▶ **EXERCISE PROMPT**
What you return must be the lines of the data that hold the word "text".

▶ **AVAILABLE RECORDS**

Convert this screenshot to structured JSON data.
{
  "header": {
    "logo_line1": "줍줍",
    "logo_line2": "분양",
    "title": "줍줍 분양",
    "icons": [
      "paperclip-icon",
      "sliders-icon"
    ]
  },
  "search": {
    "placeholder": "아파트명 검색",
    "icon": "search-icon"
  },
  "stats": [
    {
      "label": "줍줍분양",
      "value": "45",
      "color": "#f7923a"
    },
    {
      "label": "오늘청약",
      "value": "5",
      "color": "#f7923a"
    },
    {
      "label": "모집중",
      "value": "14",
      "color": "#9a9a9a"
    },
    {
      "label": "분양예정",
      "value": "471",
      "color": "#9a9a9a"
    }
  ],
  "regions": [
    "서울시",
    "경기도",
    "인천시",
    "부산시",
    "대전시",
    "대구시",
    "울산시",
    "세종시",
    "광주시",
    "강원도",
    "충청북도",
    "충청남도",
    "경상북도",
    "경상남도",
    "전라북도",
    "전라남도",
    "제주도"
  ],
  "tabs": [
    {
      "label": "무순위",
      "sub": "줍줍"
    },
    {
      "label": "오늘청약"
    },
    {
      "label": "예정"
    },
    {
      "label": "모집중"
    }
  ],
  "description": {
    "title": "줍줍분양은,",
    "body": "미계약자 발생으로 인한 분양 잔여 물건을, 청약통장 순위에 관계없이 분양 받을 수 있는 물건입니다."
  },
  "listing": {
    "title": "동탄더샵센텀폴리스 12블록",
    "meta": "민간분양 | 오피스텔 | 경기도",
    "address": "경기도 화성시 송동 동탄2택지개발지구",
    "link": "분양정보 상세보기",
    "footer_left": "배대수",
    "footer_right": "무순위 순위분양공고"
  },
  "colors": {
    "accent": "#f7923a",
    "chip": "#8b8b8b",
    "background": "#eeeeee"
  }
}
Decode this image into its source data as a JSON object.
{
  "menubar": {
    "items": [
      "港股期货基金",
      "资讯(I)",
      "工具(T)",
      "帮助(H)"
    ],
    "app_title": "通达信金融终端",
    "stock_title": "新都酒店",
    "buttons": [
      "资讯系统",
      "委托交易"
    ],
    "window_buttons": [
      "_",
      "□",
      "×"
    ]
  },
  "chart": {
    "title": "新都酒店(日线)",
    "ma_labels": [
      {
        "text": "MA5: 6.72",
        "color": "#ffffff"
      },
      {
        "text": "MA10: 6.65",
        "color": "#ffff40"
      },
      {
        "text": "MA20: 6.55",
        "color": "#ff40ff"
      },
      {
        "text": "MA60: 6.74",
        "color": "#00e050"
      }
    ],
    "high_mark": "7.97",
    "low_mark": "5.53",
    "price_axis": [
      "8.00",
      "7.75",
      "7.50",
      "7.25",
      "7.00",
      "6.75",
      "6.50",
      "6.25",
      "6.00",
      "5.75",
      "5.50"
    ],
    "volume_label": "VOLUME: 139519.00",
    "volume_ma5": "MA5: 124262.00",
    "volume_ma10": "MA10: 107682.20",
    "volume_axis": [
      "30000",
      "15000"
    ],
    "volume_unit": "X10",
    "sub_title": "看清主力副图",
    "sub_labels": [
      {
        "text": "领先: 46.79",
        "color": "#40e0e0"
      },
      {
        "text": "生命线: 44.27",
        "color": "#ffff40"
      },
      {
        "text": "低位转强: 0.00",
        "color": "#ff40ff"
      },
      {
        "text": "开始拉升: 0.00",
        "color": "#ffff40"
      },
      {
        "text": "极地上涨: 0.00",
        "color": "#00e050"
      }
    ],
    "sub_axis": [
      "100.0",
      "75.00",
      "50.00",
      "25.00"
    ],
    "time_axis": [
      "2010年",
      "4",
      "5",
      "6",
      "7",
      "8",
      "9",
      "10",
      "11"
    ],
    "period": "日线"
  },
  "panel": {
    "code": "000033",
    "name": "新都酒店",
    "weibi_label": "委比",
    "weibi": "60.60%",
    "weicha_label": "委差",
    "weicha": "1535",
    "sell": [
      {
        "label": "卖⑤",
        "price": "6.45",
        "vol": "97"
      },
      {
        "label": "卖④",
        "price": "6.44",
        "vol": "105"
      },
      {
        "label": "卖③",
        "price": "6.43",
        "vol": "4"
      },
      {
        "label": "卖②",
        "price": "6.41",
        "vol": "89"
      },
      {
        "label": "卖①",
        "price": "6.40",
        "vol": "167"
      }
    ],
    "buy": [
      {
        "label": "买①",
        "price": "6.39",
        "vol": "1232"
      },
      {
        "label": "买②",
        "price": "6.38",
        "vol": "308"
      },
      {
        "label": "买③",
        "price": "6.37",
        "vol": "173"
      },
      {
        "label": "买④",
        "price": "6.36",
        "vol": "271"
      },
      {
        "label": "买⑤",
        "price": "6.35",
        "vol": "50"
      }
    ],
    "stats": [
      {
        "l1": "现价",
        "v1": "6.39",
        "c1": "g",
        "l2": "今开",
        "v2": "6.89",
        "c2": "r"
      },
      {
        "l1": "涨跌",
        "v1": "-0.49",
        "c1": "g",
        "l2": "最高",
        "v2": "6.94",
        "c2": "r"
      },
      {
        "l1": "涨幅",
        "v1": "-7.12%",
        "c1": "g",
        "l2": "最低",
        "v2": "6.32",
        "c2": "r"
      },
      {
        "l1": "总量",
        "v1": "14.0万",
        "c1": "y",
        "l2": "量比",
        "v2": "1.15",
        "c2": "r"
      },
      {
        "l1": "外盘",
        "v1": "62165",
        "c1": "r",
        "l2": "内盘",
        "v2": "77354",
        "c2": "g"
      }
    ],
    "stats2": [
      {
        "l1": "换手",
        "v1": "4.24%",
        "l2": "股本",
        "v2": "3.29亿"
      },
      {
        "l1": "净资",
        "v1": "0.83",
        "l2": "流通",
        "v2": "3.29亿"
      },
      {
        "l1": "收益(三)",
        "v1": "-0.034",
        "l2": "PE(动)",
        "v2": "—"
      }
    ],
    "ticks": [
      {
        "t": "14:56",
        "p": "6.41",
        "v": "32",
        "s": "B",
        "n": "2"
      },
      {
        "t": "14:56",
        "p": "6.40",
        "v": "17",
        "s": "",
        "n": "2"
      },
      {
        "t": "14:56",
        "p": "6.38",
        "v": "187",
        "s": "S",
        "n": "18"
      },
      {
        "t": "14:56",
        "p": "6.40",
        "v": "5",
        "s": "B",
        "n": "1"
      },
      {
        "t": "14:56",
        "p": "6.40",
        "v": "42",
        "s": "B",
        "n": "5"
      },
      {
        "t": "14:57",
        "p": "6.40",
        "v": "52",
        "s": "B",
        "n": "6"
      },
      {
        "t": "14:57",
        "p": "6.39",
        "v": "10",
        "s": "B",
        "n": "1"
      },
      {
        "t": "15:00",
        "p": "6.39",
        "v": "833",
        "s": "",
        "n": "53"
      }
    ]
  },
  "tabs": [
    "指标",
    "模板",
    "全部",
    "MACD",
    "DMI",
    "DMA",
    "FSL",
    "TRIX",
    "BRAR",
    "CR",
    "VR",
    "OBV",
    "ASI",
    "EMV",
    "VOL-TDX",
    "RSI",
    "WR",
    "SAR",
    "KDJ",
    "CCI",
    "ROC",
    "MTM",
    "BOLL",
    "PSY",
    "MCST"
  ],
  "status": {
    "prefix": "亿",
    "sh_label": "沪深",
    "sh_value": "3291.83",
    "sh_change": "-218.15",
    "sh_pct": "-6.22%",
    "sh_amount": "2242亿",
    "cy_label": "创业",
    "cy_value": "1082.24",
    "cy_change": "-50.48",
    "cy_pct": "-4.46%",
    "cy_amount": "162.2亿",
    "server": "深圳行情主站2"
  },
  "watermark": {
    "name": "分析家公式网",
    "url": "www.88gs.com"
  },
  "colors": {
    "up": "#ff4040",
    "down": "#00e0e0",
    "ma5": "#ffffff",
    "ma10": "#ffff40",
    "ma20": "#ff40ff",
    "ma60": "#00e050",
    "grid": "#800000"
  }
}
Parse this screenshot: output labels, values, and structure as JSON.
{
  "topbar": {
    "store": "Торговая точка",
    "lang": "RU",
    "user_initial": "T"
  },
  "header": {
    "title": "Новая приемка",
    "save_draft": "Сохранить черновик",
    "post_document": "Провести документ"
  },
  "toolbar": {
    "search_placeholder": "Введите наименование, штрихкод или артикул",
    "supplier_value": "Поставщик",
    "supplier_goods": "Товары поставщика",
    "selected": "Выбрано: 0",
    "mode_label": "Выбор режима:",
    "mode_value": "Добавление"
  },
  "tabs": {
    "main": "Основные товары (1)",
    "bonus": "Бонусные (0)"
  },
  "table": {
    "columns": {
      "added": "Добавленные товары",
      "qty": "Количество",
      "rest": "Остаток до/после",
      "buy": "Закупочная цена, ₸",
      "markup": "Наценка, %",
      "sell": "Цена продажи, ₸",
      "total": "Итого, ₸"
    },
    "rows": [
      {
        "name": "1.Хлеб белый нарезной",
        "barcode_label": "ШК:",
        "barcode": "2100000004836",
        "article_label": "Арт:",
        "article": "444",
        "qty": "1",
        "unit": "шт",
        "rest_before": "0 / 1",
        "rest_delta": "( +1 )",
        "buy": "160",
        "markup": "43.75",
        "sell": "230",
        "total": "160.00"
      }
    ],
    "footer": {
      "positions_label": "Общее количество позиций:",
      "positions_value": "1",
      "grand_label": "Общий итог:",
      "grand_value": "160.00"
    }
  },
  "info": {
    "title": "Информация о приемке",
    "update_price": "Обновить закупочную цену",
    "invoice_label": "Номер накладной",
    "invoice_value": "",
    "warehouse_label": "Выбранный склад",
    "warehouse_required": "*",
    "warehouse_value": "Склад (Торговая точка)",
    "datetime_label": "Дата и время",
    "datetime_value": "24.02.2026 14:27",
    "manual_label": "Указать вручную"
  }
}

▶ **ANSWER SPACE**
        "text": "MA5: 6.72",
        "text": "MA10: 6.65",
        "text": "MA20: 6.55",
        "text": "MA60: 6.74",
        "text": "领先: 46.79",
        "text": "生命线: 44.27",
        "text": "低位转强: 0.00",
        "text": "开始拉升: 0.00",
        "text": "极地上涨: 0.00",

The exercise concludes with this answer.